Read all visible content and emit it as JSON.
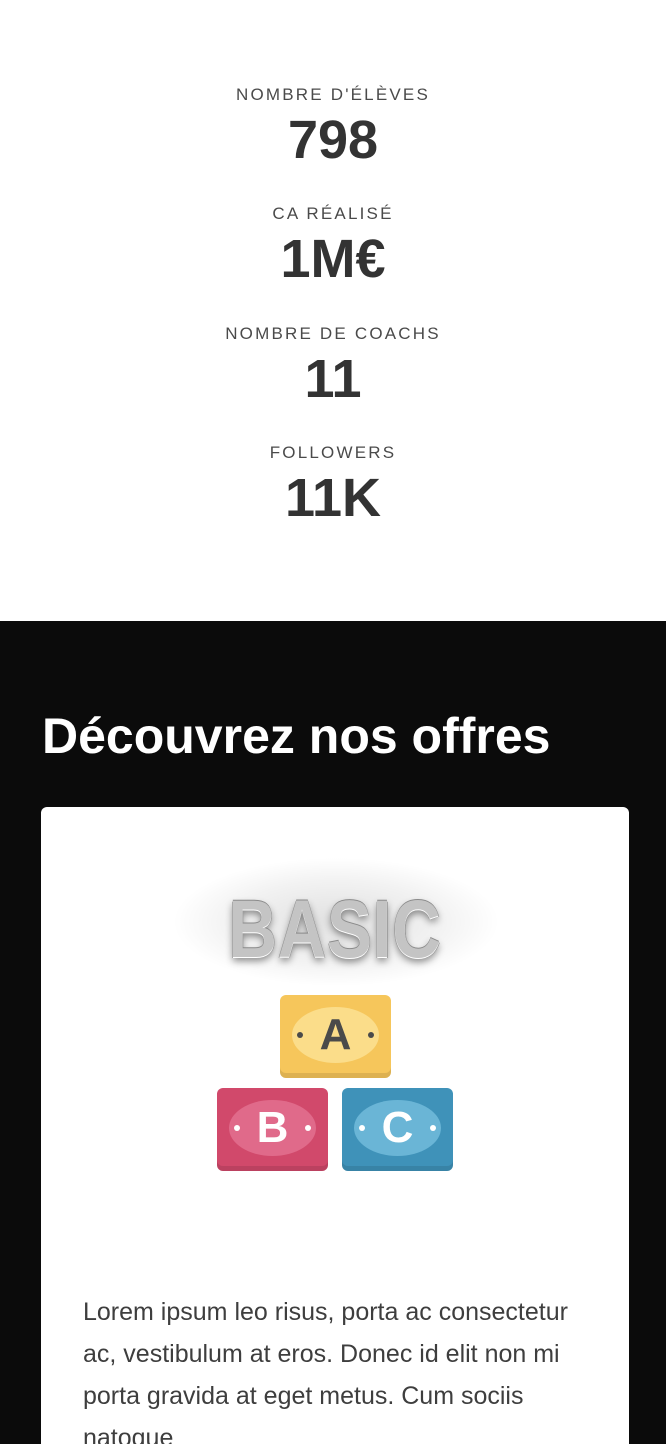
{
  "stats": [
    {
      "label": "NOMBRE D'ÉLÈVES",
      "value": "798"
    },
    {
      "label": "CA RÉALISÉ",
      "value": "1M€"
    },
    {
      "label": "NOMBRE DE COACHS",
      "value": "11"
    },
    {
      "label": "FOLLOWERS",
      "value": "11K"
    }
  ],
  "offers": {
    "title": "Découvrez nos offres",
    "card": {
      "logo": {
        "word": "BASIC",
        "blocks": [
          {
            "letter": "A",
            "color": "#f6c65b"
          },
          {
            "letter": "B",
            "color": "#d1496b"
          },
          {
            "letter": "C",
            "color": "#3f92b9"
          }
        ]
      },
      "description": "Lorem ipsum leo risus, porta ac consectetur ac, vestibulum at eros. Donec id elit non mi porta gravida at eget metus. Cum sociis natoque"
    }
  },
  "colors": {
    "stat_label": "#4a4a4a",
    "stat_value": "#333333",
    "offers_background": "#0b0b0b",
    "offers_title": "#ffffff",
    "card_background": "#ffffff",
    "description_text": "#3e3e3e"
  }
}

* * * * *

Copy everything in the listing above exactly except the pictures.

SOLUTION
Read all visible content and emit it as JSON.
{
  "stats": [
    {
      "label": "NOMBRE D'ÉLÈVES",
      "value": "798"
    },
    {
      "label": "CA RÉALISÉ",
      "value": "1M€"
    },
    {
      "label": "NOMBRE DE COACHS",
      "value": "11"
    },
    {
      "label": "FOLLOWERS",
      "value": "11K"
    }
  ],
  "offers": {
    "title": "Découvrez nos offres",
    "card": {
      "logo": {
        "word": "BASIC",
        "blocks": [
          {
            "letter": "A",
            "color": "#f6c65b"
          },
          {
            "letter": "B",
            "color": "#d1496b"
          },
          {
            "letter": "C",
            "color": "#3f92b9"
          }
        ]
      },
      "description": "Lorem ipsum leo risus, porta ac consectetur ac, vestibulum at eros. Donec id elit non mi porta gravida at eget metus. Cum sociis natoque"
    }
  },
  "colors": {
    "stat_label": "#4a4a4a",
    "stat_value": "#333333",
    "offers_background": "#0b0b0b",
    "offers_title": "#ffffff",
    "card_background": "#ffffff",
    "description_text": "#3e3e3e"
  }
}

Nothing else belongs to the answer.